The City’s rising obligations were obvious the last 10 years, but a growing economy masked the threat. The City’s revenue from the general fund and special funds peaked in FY 2008-09 at $7.11 billion, which represented a 39 percent increase in revenue from five years earlier. Over the next two years, revenue declined by 5 percent to $6.75 billion in 2010-11. Santana is projecting the same level of revenue in FY 2011-12 and a budget deficit of $350 million. This $350 million number should sound familiar because it is approximately the same amount as the budget deficit that the mayor and City Council started with in the spring of 2008, 2009 and 2010.

Santana will be offering Mayor Villaraigosa and City Council a set of options to close the $350 million budget deficit for 2011-12 that include: 1. Reducing the programs and services which the City provides to a set of core services 2. Reducing the number of City employees or increasing the number of furlough days3. Reforming pension and health care benefits for retirees 4. Contracting out for some core City services to reduce the City’s long-term liability for pensions and health care for future retirees.

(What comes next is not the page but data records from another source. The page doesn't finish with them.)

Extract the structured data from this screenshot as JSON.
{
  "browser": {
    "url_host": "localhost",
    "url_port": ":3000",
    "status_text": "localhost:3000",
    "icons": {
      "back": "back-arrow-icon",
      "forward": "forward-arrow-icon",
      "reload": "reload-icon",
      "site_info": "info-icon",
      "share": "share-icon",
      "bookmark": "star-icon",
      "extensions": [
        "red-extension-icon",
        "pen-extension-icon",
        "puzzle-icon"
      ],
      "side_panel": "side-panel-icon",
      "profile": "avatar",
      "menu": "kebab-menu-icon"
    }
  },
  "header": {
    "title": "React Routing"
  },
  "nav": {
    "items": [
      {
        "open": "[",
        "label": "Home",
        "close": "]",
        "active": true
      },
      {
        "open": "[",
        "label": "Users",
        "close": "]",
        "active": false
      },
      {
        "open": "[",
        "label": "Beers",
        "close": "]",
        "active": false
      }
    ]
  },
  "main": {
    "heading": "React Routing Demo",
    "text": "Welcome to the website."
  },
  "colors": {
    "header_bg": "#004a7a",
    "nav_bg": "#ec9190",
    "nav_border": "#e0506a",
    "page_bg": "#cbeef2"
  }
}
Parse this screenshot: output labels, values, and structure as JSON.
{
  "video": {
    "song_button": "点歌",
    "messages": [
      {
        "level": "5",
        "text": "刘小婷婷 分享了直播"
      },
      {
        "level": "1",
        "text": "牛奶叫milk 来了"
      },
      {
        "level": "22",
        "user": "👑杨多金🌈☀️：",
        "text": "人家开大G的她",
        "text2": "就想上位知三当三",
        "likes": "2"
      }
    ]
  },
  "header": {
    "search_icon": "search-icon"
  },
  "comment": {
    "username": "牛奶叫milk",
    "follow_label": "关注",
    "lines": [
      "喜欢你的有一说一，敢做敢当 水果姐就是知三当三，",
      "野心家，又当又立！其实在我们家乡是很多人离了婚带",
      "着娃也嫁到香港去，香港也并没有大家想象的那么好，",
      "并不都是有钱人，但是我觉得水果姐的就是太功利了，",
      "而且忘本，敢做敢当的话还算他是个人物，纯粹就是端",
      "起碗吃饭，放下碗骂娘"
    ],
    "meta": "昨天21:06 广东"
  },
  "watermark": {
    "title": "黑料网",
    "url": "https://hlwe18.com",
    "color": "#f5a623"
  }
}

The Chamber appreciates the transparent analysis that Santana is providing to elected officials and the taxpayers of Los Angeles. The votes in City Council this spring will determine whether this budget deficit discussion ends up being heavy drama or a horror movie with continuing sequels in future years.